= Task prompt =
Pull each line containing "this" from the data.

= Information shown =
↓

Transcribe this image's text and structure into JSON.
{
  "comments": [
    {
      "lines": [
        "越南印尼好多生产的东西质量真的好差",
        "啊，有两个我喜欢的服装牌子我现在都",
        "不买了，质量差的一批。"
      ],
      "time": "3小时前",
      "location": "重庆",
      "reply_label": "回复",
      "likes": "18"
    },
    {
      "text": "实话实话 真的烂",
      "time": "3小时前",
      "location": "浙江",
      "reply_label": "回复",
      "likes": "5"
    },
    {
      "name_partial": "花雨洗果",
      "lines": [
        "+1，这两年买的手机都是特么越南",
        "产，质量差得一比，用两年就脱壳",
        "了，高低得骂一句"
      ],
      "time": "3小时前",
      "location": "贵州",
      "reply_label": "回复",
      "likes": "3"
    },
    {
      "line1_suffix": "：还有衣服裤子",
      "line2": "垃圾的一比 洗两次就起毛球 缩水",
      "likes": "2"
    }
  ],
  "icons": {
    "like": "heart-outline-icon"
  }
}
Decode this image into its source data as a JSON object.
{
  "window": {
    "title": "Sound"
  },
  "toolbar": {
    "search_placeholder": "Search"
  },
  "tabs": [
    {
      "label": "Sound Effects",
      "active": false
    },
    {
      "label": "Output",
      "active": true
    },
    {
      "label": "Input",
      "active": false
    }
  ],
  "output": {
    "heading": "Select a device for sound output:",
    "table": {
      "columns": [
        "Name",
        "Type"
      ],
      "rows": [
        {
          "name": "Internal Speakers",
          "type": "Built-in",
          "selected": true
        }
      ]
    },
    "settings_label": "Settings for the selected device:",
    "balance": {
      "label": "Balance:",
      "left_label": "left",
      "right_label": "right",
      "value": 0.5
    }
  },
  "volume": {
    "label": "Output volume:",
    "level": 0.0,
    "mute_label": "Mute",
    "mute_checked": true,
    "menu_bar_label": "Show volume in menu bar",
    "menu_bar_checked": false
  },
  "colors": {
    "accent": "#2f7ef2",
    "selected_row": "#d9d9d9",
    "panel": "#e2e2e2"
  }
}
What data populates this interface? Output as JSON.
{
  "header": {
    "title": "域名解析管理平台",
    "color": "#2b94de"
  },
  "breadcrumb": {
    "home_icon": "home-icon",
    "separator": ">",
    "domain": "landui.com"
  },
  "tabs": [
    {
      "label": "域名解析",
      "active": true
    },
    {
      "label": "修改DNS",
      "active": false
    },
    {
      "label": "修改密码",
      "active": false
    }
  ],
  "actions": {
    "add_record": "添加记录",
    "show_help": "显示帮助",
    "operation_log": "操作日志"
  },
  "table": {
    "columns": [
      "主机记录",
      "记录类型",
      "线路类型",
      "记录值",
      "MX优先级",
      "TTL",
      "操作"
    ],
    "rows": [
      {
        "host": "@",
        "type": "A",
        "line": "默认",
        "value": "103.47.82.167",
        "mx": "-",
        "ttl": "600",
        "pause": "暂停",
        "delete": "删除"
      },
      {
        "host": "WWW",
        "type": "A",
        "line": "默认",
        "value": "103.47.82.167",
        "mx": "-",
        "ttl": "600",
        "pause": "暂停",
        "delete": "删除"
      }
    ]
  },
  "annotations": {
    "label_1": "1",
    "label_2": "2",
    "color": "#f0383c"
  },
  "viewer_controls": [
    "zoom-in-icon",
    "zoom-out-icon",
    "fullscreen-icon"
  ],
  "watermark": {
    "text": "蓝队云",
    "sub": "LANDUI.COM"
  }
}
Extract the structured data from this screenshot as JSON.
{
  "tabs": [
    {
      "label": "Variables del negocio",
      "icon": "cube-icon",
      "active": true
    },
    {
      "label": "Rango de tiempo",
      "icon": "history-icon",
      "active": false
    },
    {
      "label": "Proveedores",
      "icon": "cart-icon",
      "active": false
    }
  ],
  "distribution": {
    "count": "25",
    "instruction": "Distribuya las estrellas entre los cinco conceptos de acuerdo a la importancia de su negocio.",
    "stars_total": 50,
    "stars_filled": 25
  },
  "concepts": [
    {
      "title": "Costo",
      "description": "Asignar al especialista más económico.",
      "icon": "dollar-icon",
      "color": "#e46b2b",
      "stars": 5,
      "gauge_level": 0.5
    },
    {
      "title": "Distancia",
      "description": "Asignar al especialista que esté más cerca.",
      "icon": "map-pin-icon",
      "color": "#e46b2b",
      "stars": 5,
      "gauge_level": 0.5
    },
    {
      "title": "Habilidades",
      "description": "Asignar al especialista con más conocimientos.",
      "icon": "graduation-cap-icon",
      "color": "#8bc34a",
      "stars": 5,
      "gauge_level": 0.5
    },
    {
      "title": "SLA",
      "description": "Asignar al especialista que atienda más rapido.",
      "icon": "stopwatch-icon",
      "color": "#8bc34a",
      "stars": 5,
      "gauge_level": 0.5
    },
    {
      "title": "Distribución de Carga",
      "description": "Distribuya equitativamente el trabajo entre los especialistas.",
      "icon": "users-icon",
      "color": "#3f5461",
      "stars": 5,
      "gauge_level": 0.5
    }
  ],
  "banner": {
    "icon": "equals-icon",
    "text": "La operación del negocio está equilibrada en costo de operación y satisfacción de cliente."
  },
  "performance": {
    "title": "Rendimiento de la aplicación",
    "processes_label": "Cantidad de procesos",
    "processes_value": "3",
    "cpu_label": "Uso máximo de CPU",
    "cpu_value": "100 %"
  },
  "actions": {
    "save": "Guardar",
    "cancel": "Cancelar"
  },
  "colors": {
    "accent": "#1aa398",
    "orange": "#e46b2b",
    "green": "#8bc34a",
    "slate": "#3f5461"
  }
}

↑

= Exercise answer =
Transcribe this image's text and structure into JSON.
Decode this image into its source data as a JSON object.
What data populates this interface? Output as JSON.
Extract the structured data from this screenshot as JSON.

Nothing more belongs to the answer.